Other medical texts were bound in the skin of patients, such as Mary Lynch who died in an almshouse from several ailments in 1868. Dr. John Stockton Hough took some of her flesh, tanned it in a chamber pot with urine, and then used it for the spines of three books on women’s health.

However, there’s a lot of privilege wrapped up in all three reasons. Fitzharris notes the inbalance between the French anatomist who carried around the book that was made from a woman whose name is lost to time. 

In an 2018 interview for Nautilus, Beth Lander, a librarian at the Mutter Museum of the College of Physicians of Philadelphia, noted in the case of medical books with human flesh: “the bindings may have reinforced the feelings of doctors as social superiors, especially to their poorer patients like Mary Lynch.” 

Fact vs Fiction
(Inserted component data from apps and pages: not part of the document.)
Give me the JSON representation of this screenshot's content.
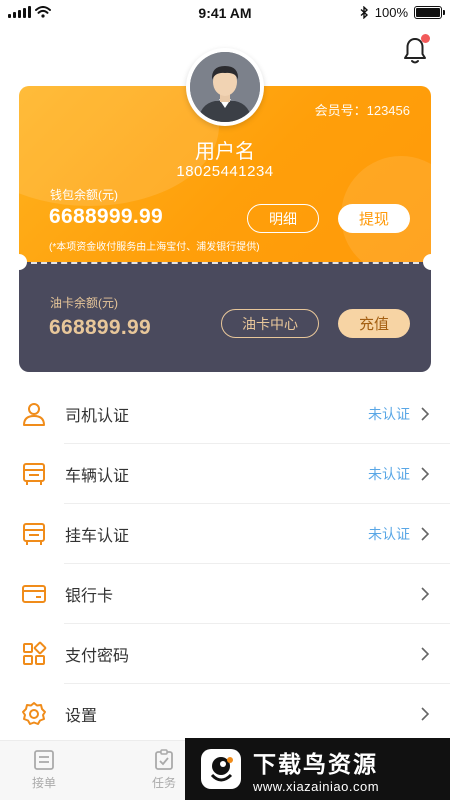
{
  "status_bar": {
    "time": "9:41 AM",
    "battery": "100%",
    "battery_level": 1.0
  },
  "header": {
    "bell_icon": "bell-icon",
    "has_notification": true
  },
  "wallet_card": {
    "member_no": "会员号：123456",
    "username": "用户名",
    "phone": "18025441234",
    "wallet_label": "钱包余额(元)",
    "wallet_amount": "6688999.99",
    "note": "(*本项资金收付服务由上海宝付、浦发银行提供)",
    "detail_button": "明细",
    "withdraw_button": "提现",
    "fuel_label": "油卡余额(元)",
    "fuel_amount": "668899.99",
    "fuel_center_button": "油卡中心",
    "recharge_button": "充值"
  },
  "menu": [
    {
      "label": "司机认证",
      "status": "未认证",
      "icon": "driver-icon"
    },
    {
      "label": "车辆认证",
      "status": "未认证",
      "icon": "truck-icon"
    },
    {
      "label": "挂车认证",
      "status": "未认证",
      "icon": "trailer-icon"
    },
    {
      "label": "银行卡",
      "status": "",
      "icon": "bank-card-icon"
    },
    {
      "label": "支付密码",
      "status": "",
      "icon": "grid-icon"
    },
    {
      "label": "设置",
      "status": "",
      "icon": "gear-icon"
    }
  ],
  "tabbar": [
    {
      "label": "接单",
      "icon": "order-icon"
    },
    {
      "label": "任务",
      "icon": "task-icon"
    }
  ],
  "watermark": {
    "title": "下载鸟资源",
    "url": "www.xiazainiao.com"
  },
  "colors": {
    "accent": "#ff9f0a",
    "fuel_card": "#4a4a5d",
    "gold": "#e8c79a",
    "status_blue": "#5aa7e6"
  }
}
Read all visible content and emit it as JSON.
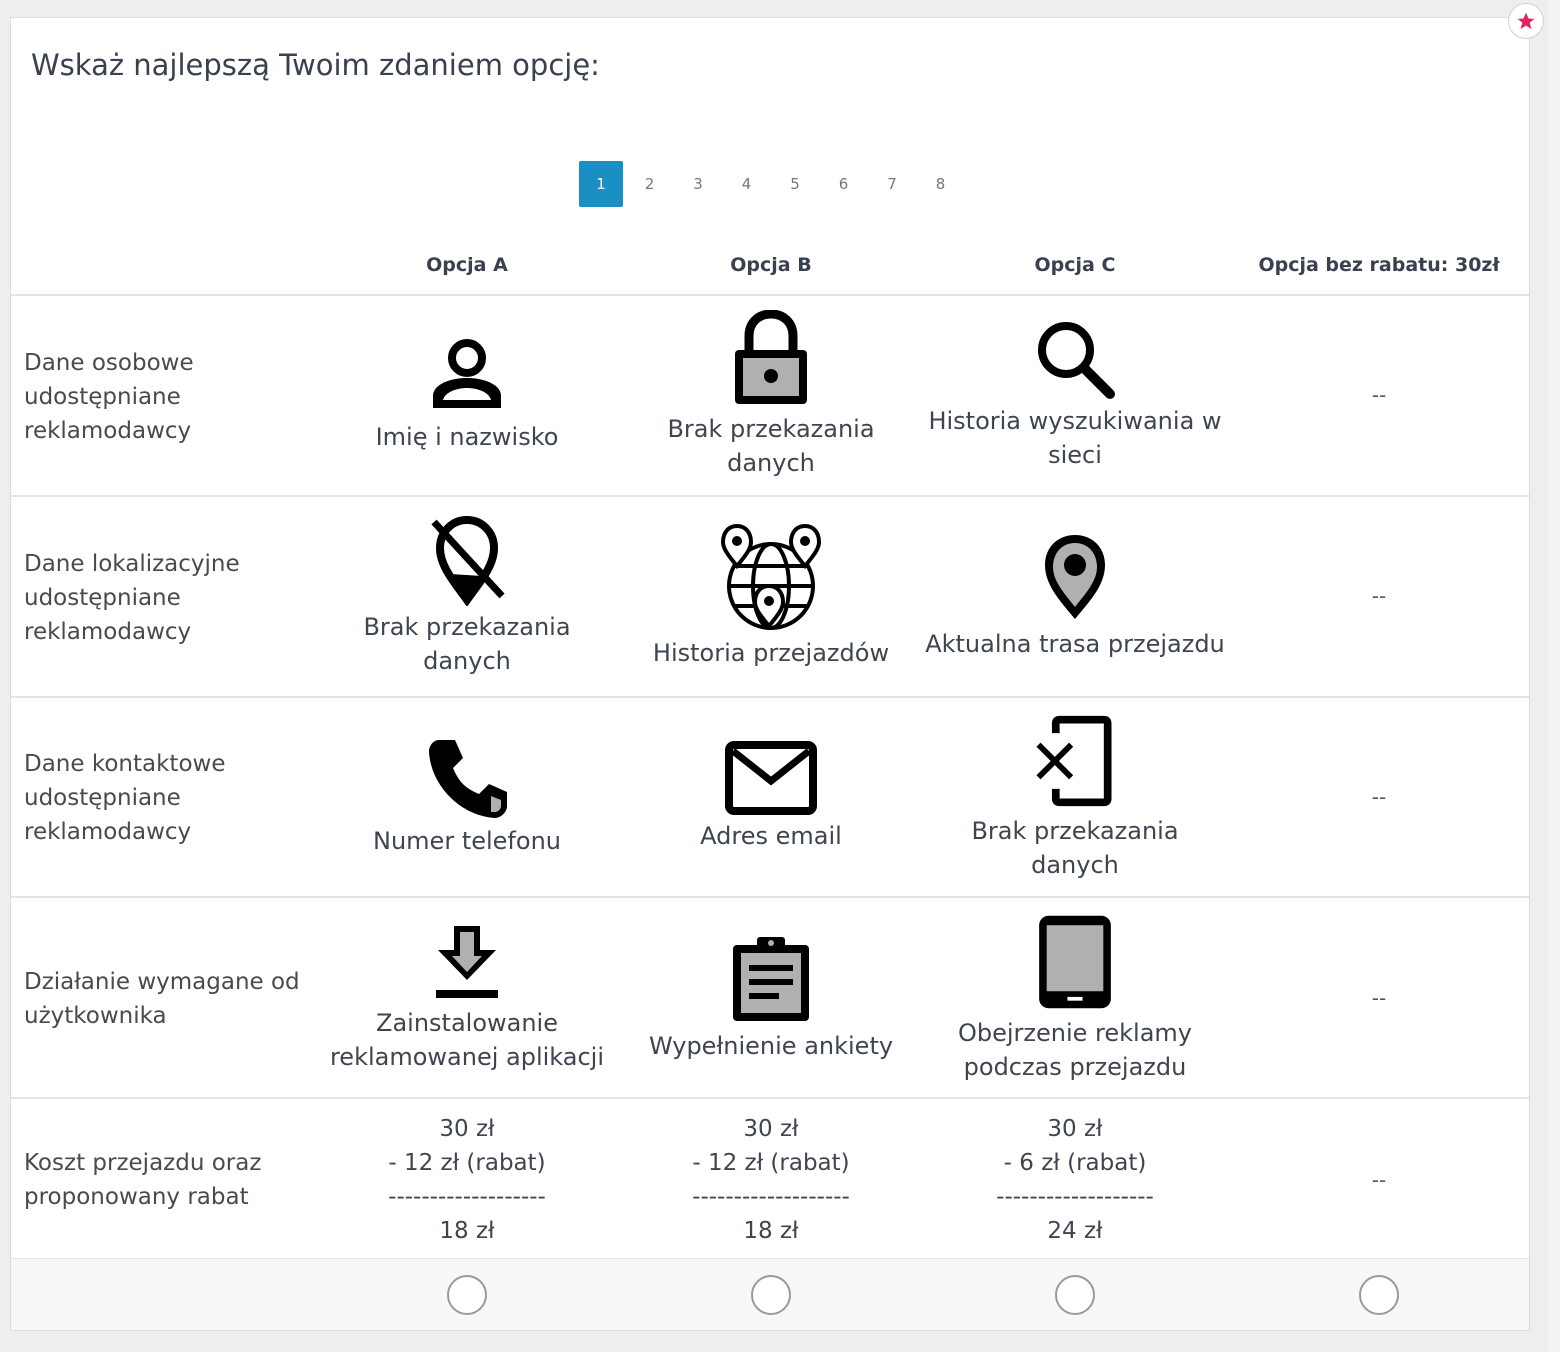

However, there’s definitely a great deal of separating fact from fiction. Many stories of books bound in human flesh are just stories. Libraries in the U.S. (and elsewhere) have legends of these ghastly books, but many of the books turn out to be made from goat and other typical leathers. 

For instance, the Newberry Library in Chicago is rumored to have a book with call sign Case Wing Y 4902 M27 made from human flesh, made popular by Audrey Niffenegger’s The Time Traveler’s Wife. According to a specific Q&A about the book, the Newberry explains: “It is the opinion of the conservation staff that the binding material is not human skin, but rather highly burnished goat.”

There’s now The Anthropodermic Book Project that tests books to confirm their human origins. As of May 2019, they report that 50 alleged books have been identified; 31 tested, 18 confirmed as human. 

The Project has gotten around some of the challenges of testing the skin, notably that tanning skin destroys a lot of the DNA to test, according to Richard Hark, a chemistry professor at Juniata College in Huntingdon, Pennsylvania. Instead, the scientists use “Peptide mass fingerprinting” that allows them to “distinguish [the sample] among a large number of mammalian species, including human.” 

However, the process has its limitations. Nautilus notes: “The method isn’t that precise—Hark and Kirby can’t use it to differentiate between, for example, human and gorilla collagen—but primate samples are sufficiently different from those of cows and sheep for the researchers to determine whether a binding is primate or ungulate in origin.”

Perhaps there are a bunch of allegedly human skin books that are really bound in primate skin? Someday we might develop that kind of specificity in testing.

Researchers do note there were limitations with using human skin. Fitzharris notes that “the skin is a lot thinner, so you can’t stretch it as well.” Unfortunately, she also notes that tanners didn’t keep many records, so the process has not been preserved for scholars.  Perhaps that is for the best.

Regardless of who and why, these texts and their long tail legends will continue to hold a fascination for us in the book world. 

Want More Ghastly Books?

Check out this list of psychological horror books or these horror books to get you more into the Halloween spirit.